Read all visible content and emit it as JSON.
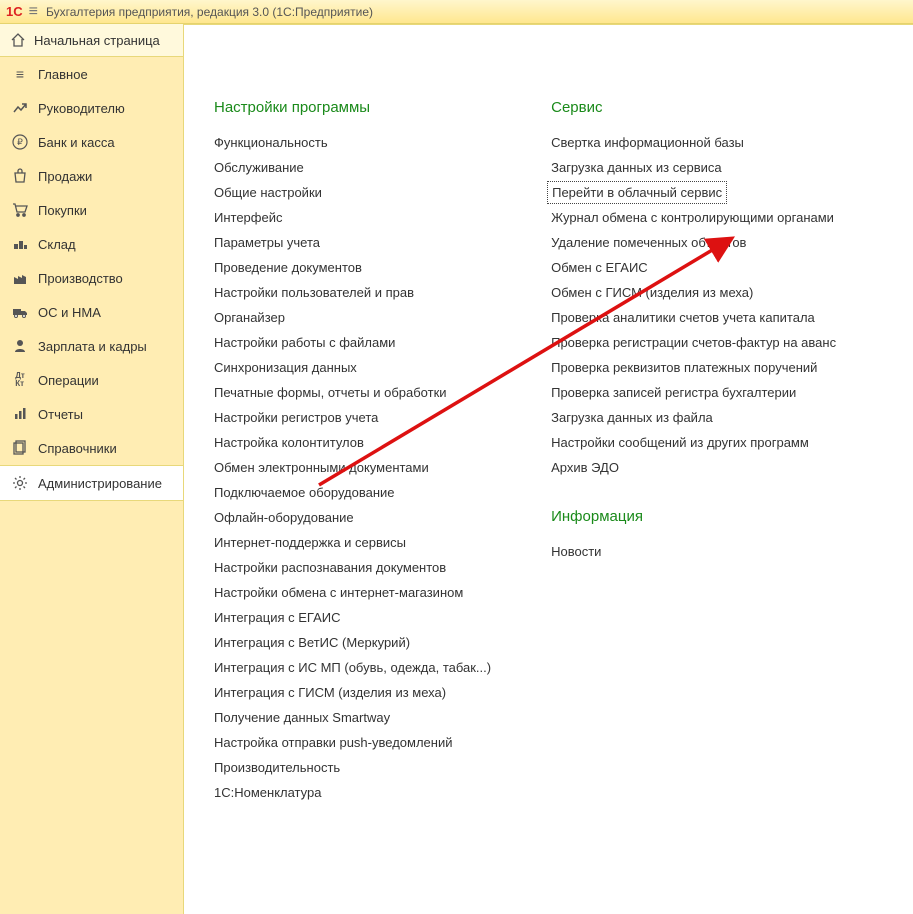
{
  "titlebar": {
    "logo": "1С",
    "title": "Бухгалтерия предприятия, редакция 3.0  (1С:Предприятие)"
  },
  "sidebar": {
    "start_page": "Начальная страница",
    "items": [
      {
        "icon": "menu-icon",
        "label": "Главное"
      },
      {
        "icon": "trend-icon",
        "label": "Руководителю"
      },
      {
        "icon": "ruble-icon",
        "label": "Банк и касса"
      },
      {
        "icon": "bag-icon",
        "label": "Продажи"
      },
      {
        "icon": "cart-icon",
        "label": "Покупки"
      },
      {
        "icon": "warehouse-icon",
        "label": "Склад"
      },
      {
        "icon": "factory-icon",
        "label": "Производство"
      },
      {
        "icon": "truck-icon",
        "label": "ОС и НМА"
      },
      {
        "icon": "person-icon",
        "label": "Зарплата и кадры"
      },
      {
        "icon": "dtkt-icon",
        "label": "Операции"
      },
      {
        "icon": "chart-icon",
        "label": "Отчеты"
      },
      {
        "icon": "books-icon",
        "label": "Справочники"
      },
      {
        "icon": "gear-icon",
        "label": "Администрирование"
      }
    ],
    "active_index": 12
  },
  "content": {
    "sections": [
      {
        "title": "Настройки программы",
        "links": [
          "Функциональность",
          "Обслуживание",
          "Общие настройки",
          "Интерфейс",
          "Параметры учета",
          "Проведение документов",
          "Настройки пользователей и прав",
          "Органайзер",
          "Настройки работы с файлами",
          "Синхронизация данных",
          "Печатные формы, отчеты и обработки",
          "Настройки регистров учета",
          "Настройка колонтитулов",
          "Обмен электронными документами",
          "Подключаемое оборудование",
          "Офлайн-оборудование",
          "Интернет-поддержка и сервисы",
          "Настройки распознавания документов",
          "Настройки обмена с интернет-магазином",
          "Интеграция с ЕГАИС",
          "Интеграция с ВетИС (Меркурий)",
          "Интеграция с ИС МП (обувь, одежда, табак...)",
          "Интеграция с ГИСМ (изделия из меха)",
          "Получение данных Smartway",
          "Настройка отправки push-уведомлений",
          "Производительность",
          "1С:Номенклатура"
        ]
      },
      {
        "title": "Сервис",
        "links": [
          "Свертка информационной базы",
          "Загрузка данных из сервиса",
          "Перейти в облачный сервис",
          "Журнал обмена с контролирующими органами",
          "Удаление помеченных объектов",
          "Обмен с ЕГАИС",
          "Обмен с ГИСМ (изделия из меха)",
          "Проверка аналитики счетов учета капитала",
          "Проверка регистрации счетов-фактур на аванс",
          "Проверка реквизитов платежных поручений",
          "Проверка записей регистра бухгалтерии",
          "Загрузка данных из файла",
          "Настройки сообщений из других программ",
          "Архив ЭДО"
        ],
        "highlighted_index": 2
      },
      {
        "title": "Информация",
        "links": [
          "Новости"
        ]
      }
    ]
  }
}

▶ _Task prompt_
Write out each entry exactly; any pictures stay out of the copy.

▶ _Result for this exercise_
Read all visible content and emit it as JSON.
{
  "titlebar": {
    "logo": "1С",
    "title": "Бухгалтерия предприятия, редакция 3.0  (1С:Предприятие)"
  },
  "sidebar": {
    "start_page": "Начальная страница",
    "items": [
      {
        "icon": "menu-icon",
        "label": "Главное"
      },
      {
        "icon": "trend-icon",
        "label": "Руководителю"
      },
      {
        "icon": "ruble-icon",
        "label": "Банк и касса"
      },
      {
        "icon": "bag-icon",
        "label": "Продажи"
      },
      {
        "icon": "cart-icon",
        "label": "Покупки"
      },
      {
        "icon": "warehouse-icon",
        "label": "Склад"
      },
      {
        "icon": "factory-icon",
        "label": "Производство"
      },
      {
        "icon": "truck-icon",
        "label": "ОС и НМА"
      },
      {
        "icon": "person-icon",
        "label": "Зарплата и кадры"
      },
      {
        "icon": "dtkt-icon",
        "label": "Операции"
      },
      {
        "icon": "chart-icon",
        "label": "Отчеты"
      },
      {
        "icon": "books-icon",
        "label": "Справочники"
      },
      {
        "icon": "gear-icon",
        "label": "Администрирование"
      }
    ],
    "active_index": 12
  },
  "content": {
    "sections": [
      {
        "title": "Настройки программы",
        "links": [
          "Функциональность",
          "Обслуживание",
          "Общие настройки",
          "Интерфейс",
          "Параметры учета",
          "Проведение документов",
          "Настройки пользователей и прав",
          "Органайзер",
          "Настройки работы с файлами",
          "Синхронизация данных",
          "Печатные формы, отчеты и обработки",
          "Настройки регистров учета",
          "Настройка колонтитулов",
          "Обмен электронными документами",
          "Подключаемое оборудование",
          "Офлайн-оборудование",
          "Интернет-поддержка и сервисы",
          "Настройки распознавания документов",
          "Настройки обмена с интернет-магазином",
          "Интеграция с ЕГАИС",
          "Интеграция с ВетИС (Меркурий)",
          "Интеграция с ИС МП (обувь, одежда, табак...)",
          "Интеграция с ГИСМ (изделия из меха)",
          "Получение данных Smartway",
          "Настройка отправки push-уведомлений",
          "Производительность",
          "1С:Номенклатура"
        ]
      },
      {
        "title": "Сервис",
        "links": [
          "Свертка информационной базы",
          "Загрузка данных из сервиса",
          "Перейти в облачный сервис",
          "Журнал обмена с контролирующими органами",
          "Удаление помеченных объектов",
          "Обмен с ЕГАИС",
          "Обмен с ГИСМ (изделия из меха)",
          "Проверка аналитики счетов учета капитала",
          "Проверка регистрации счетов-фактур на аванс",
          "Проверка реквизитов платежных поручений",
          "Проверка записей регистра бухгалтерии",
          "Загрузка данных из файла",
          "Настройки сообщений из других программ",
          "Архив ЭДО"
        ],
        "highlighted_index": 2
      },
      {
        "title": "Информация",
        "links": [
          "Новости"
        ]
      }
    ]
  }
}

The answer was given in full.